Page and application data records
- - - - -

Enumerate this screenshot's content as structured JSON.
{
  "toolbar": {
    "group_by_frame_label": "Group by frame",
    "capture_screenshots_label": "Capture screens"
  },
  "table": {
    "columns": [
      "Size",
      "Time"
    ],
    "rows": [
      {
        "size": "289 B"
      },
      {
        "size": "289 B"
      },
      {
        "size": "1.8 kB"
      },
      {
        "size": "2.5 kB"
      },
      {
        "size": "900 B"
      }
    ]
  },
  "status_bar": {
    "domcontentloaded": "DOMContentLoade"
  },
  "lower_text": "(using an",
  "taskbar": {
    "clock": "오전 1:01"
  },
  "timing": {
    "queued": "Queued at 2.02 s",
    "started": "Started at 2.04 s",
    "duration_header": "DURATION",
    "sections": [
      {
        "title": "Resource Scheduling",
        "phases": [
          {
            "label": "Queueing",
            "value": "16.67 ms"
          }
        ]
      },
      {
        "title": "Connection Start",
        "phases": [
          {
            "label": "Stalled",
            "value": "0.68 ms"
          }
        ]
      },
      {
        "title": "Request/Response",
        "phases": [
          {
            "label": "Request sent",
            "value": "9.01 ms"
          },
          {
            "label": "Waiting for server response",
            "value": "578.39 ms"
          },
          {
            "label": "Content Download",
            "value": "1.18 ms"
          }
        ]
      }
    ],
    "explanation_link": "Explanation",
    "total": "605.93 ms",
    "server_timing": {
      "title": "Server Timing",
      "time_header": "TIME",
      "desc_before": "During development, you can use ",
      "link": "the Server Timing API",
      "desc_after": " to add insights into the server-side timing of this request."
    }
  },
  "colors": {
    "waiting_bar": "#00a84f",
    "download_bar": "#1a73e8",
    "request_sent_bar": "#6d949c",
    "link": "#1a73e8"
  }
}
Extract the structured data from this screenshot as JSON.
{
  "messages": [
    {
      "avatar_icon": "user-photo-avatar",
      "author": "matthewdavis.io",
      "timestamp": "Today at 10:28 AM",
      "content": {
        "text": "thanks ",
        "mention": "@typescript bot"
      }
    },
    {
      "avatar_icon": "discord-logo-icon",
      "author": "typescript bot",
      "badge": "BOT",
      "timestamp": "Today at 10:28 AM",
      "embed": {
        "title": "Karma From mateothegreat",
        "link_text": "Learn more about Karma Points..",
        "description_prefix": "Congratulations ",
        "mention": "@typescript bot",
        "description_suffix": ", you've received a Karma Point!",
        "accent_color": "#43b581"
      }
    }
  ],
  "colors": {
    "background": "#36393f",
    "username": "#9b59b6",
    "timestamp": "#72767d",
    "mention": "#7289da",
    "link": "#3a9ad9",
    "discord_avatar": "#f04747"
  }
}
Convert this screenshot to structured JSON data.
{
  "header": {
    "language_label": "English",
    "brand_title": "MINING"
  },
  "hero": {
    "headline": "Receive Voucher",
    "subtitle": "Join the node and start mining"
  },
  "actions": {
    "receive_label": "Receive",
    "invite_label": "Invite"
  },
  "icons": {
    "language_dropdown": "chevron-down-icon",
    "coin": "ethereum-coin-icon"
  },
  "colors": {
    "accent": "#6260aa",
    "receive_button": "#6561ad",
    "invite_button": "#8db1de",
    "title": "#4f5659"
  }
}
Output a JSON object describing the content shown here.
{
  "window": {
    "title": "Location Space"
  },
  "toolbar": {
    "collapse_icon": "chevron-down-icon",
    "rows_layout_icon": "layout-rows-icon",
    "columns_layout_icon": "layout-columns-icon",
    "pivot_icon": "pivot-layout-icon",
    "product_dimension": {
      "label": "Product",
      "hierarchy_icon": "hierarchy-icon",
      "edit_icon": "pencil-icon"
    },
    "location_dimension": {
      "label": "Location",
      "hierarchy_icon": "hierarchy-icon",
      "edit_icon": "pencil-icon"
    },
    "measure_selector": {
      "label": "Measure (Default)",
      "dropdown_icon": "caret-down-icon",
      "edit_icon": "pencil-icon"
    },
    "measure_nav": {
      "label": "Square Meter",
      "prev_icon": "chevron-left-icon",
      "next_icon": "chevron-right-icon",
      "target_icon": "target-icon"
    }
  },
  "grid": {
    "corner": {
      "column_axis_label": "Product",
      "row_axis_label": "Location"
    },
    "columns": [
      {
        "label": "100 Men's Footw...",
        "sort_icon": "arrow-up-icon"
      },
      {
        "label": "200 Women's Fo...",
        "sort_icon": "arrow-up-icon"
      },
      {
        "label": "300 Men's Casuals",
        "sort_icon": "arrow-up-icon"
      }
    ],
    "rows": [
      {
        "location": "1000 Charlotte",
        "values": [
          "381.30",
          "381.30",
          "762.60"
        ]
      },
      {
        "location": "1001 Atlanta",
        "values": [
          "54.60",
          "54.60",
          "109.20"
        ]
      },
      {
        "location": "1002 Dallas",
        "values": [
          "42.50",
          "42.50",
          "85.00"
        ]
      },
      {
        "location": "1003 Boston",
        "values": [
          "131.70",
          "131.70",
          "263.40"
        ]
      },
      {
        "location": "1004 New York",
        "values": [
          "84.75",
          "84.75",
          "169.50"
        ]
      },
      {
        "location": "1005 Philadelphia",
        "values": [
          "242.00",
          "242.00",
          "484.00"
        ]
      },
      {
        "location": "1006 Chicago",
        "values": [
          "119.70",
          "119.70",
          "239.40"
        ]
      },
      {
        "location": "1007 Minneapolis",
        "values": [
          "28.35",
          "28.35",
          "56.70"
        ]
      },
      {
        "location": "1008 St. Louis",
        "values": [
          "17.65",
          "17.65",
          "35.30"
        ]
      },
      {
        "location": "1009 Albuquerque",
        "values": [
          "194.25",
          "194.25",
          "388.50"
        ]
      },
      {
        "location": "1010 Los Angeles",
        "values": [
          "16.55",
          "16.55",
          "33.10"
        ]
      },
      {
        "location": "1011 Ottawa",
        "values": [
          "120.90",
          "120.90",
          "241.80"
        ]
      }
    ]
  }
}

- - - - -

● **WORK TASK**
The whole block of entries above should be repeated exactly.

● **SOLVED EXERCISE**
Enumerate this screenshot's content as structured JSON.
{
  "toolbar": {
    "group_by_frame_label": "Group by frame",
    "capture_screenshots_label": "Capture screens"
  },
  "table": {
    "columns": [
      "Size",
      "Time"
    ],
    "rows": [
      {
        "size": "289 B"
      },
      {
        "size": "289 B"
      },
      {
        "size": "1.8 kB"
      },
      {
        "size": "2.5 kB"
      },
      {
        "size": "900 B"
      }
    ]
  },
  "status_bar": {
    "domcontentloaded": "DOMContentLoade"
  },
  "lower_text": "(using an",
  "taskbar": {
    "clock": "오전 1:01"
  },
  "timing": {
    "queued": "Queued at 2.02 s",
    "started": "Started at 2.04 s",
    "duration_header": "DURATION",
    "sections": [
      {
        "title": "Resource Scheduling",
        "phases": [
          {
            "label": "Queueing",
            "value": "16.67 ms"
          }
        ]
      },
      {
        "title": "Connection Start",
        "phases": [
          {
            "label": "Stalled",
            "value": "0.68 ms"
          }
        ]
      },
      {
        "title": "Request/Response",
        "phases": [
          {
            "label": "Request sent",
            "value": "9.01 ms"
          },
          {
            "label": "Waiting for server response",
            "value": "578.39 ms"
          },
          {
            "label": "Content Download",
            "value": "1.18 ms"
          }
        ]
      }
    ],
    "explanation_link": "Explanation",
    "total": "605.93 ms",
    "server_timing": {
      "title": "Server Timing",
      "time_header": "TIME",
      "desc_before": "During development, you can use ",
      "link": "the Server Timing API",
      "desc_after": " to add insights into the server-side timing of this request."
    }
  },
  "colors": {
    "waiting_bar": "#00a84f",
    "download_bar": "#1a73e8",
    "request_sent_bar": "#6d949c",
    "link": "#1a73e8"
  }
}
Extract the structured data from this screenshot as JSON.
{
  "messages": [
    {
      "avatar_icon": "user-photo-avatar",
      "author": "matthewdavis.io",
      "timestamp": "Today at 10:28 AM",
      "content": {
        "text": "thanks ",
        "mention": "@typescript bot"
      }
    },
    {
      "avatar_icon": "discord-logo-icon",
      "author": "typescript bot",
      "badge": "BOT",
      "timestamp": "Today at 10:28 AM",
      "embed": {
        "title": "Karma From mateothegreat",
        "link_text": "Learn more about Karma Points..",
        "description_prefix": "Congratulations ",
        "mention": "@typescript bot",
        "description_suffix": ", you've received a Karma Point!",
        "accent_color": "#43b581"
      }
    }
  ],
  "colors": {
    "background": "#36393f",
    "username": "#9b59b6",
    "timestamp": "#72767d",
    "mention": "#7289da",
    "link": "#3a9ad9",
    "discord_avatar": "#f04747"
  }
}
Convert this screenshot to structured JSON data.
{
  "header": {
    "language_label": "English",
    "brand_title": "MINING"
  },
  "hero": {
    "headline": "Receive Voucher",
    "subtitle": "Join the node and start mining"
  },
  "actions": {
    "receive_label": "Receive",
    "invite_label": "Invite"
  },
  "icons": {
    "language_dropdown": "chevron-down-icon",
    "coin": "ethereum-coin-icon"
  },
  "colors": {
    "accent": "#6260aa",
    "receive_button": "#6561ad",
    "invite_button": "#8db1de",
    "title": "#4f5659"
  }
}
Output a JSON object describing the content shown here.
{
  "window": {
    "title": "Location Space"
  },
  "toolbar": {
    "collapse_icon": "chevron-down-icon",
    "rows_layout_icon": "layout-rows-icon",
    "columns_layout_icon": "layout-columns-icon",
    "pivot_icon": "pivot-layout-icon",
    "product_dimension": {
      "label": "Product",
      "hierarchy_icon": "hierarchy-icon",
      "edit_icon": "pencil-icon"
    },
    "location_dimension": {
      "label": "Location",
      "hierarchy_icon": "hierarchy-icon",
      "edit_icon": "pencil-icon"
    },
    "measure_selector": {
      "label": "Measure (Default)",
      "dropdown_icon": "caret-down-icon",
      "edit_icon": "pencil-icon"
    },
    "measure_nav": {
      "label": "Square Meter",
      "prev_icon": "chevron-left-icon",
      "next_icon": "chevron-right-icon",
      "target_icon": "target-icon"
    }
  },
  "grid": {
    "corner": {
      "column_axis_label": "Product",
      "row_axis_label": "Location"
    },
    "columns": [
      {
        "label": "100 Men's Footw...",
        "sort_icon": "arrow-up-icon"
      },
      {
        "label": "200 Women's Fo...",
        "sort_icon": "arrow-up-icon"
      },
      {
        "label": "300 Men's Casuals",
        "sort_icon": "arrow-up-icon"
      }
    ],
    "rows": [
      {
        "location": "1000 Charlotte",
        "values": [
          "381.30",
          "381.30",
          "762.60"
        ]
      },
      {
        "location": "1001 Atlanta",
        "values": [
          "54.60",
          "54.60",
          "109.20"
        ]
      },
      {
        "location": "1002 Dallas",
        "values": [
          "42.50",
          "42.50",
          "85.00"
        ]
      },
      {
        "location": "1003 Boston",
        "values": [
          "131.70",
          "131.70",
          "263.40"
        ]
      },
      {
        "location": "1004 New York",
        "values": [
          "84.75",
          "84.75",
          "169.50"
        ]
      },
      {
        "location": "1005 Philadelphia",
        "values": [
          "242.00",
          "242.00",
          "484.00"
        ]
      },
      {
        "location": "1006 Chicago",
        "values": [
          "119.70",
          "119.70",
          "239.40"
        ]
      },
      {
        "location": "1007 Minneapolis",
        "values": [
          "28.35",
          "28.35",
          "56.70"
        ]
      },
      {
        "location": "1008 St. Louis",
        "values": [
          "17.65",
          "17.65",
          "35.30"
        ]
      },
      {
        "location": "1009 Albuquerque",
        "values": [
          "194.25",
          "194.25",
          "388.50"
        ]
      },
      {
        "location": "1010 Los Angeles",
        "values": [
          "16.55",
          "16.55",
          "33.10"
        ]
      },
      {
        "location": "1011 Ottawa",
        "values": [
          "120.90",
          "120.90",
          "241.80"
        ]
      }
    ]
  }
}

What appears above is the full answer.